How to get people to prioritize meeting deadlines

Not every deadline you have to hit is going to be reasonable.

Sometimes deadlines won’t even feel possible.

Part of your job as a consultant is to make the unreasonable possible. This often entails assigning a ton of action items and dates to people who probably would prefer you faded away into oblivion.

Part of having an action item that’s worth anything is making sure you have a mutually agreed due date.

But there’s another piece of the puzzle that’s frequently overlooked – the respect for the deadline.

With some people, just having their name with a due date next to it is enough to get them working toward a goal, but there are some that need a little something extra to let them know the deadline is untouchable.

How to get people focused on meeting deadlines

As a consultant, deadlines are central to your job (from a perception and profit standpoint), but you can’t meet them on your own. (Cue “Get by with a little help from my friends”.)

The secret to getting others to respect deadlines is an ancient torture technique you may be familiar with – setting up more status meetings.

The frequency of said meetings depends on the motivation of the person involved, how much time is left, and extent of executive visibility the task has. I’ve seen as frequent as 3 times per day.

The key questions you need to ask:

1. Are you still progressing as planned?

2. What obstacles do you have now?

3. What obstacles do you foresee?

Make everyone feel the pain of these extra meetings

When you set up the touch points to make sure people are doing what they said they would do, be sure to include their boss. You want to do this for a few reasons.

First, people push back much less when their boss is present and/or they know the request is coming from their boss.

Second, the boss is better in a position to move the person’s competing priorities so they can focus on the issue at hand. The boss also doesn’t want to sit in the meetings either, so task completion is in everyone’s best interest.

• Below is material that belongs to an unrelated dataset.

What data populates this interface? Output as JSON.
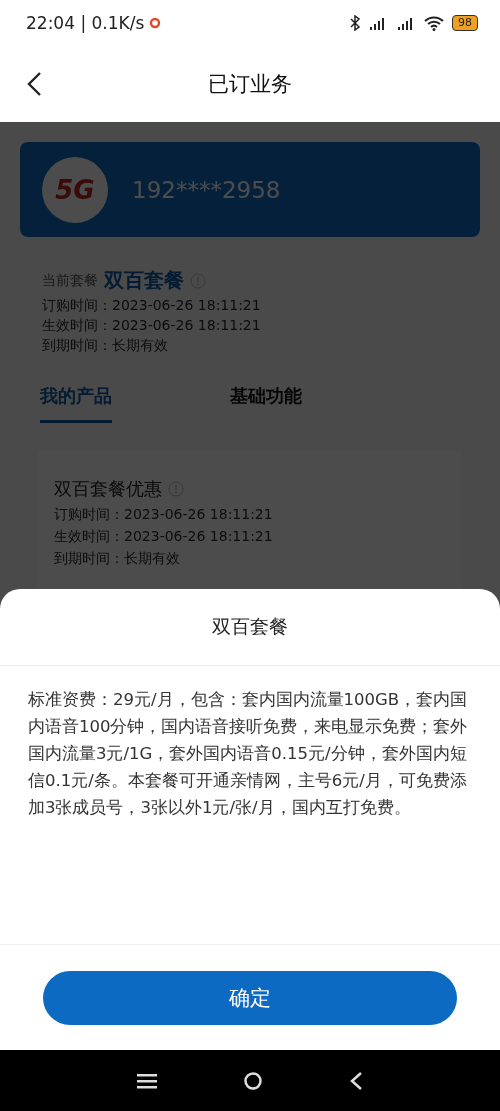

Third, the boss can make a decision on whether to keep pursuing additional detail or moving forward with the best information currently available.

You may feel like a jerk including the person’s boss. Don’t worry – that feeling will pass.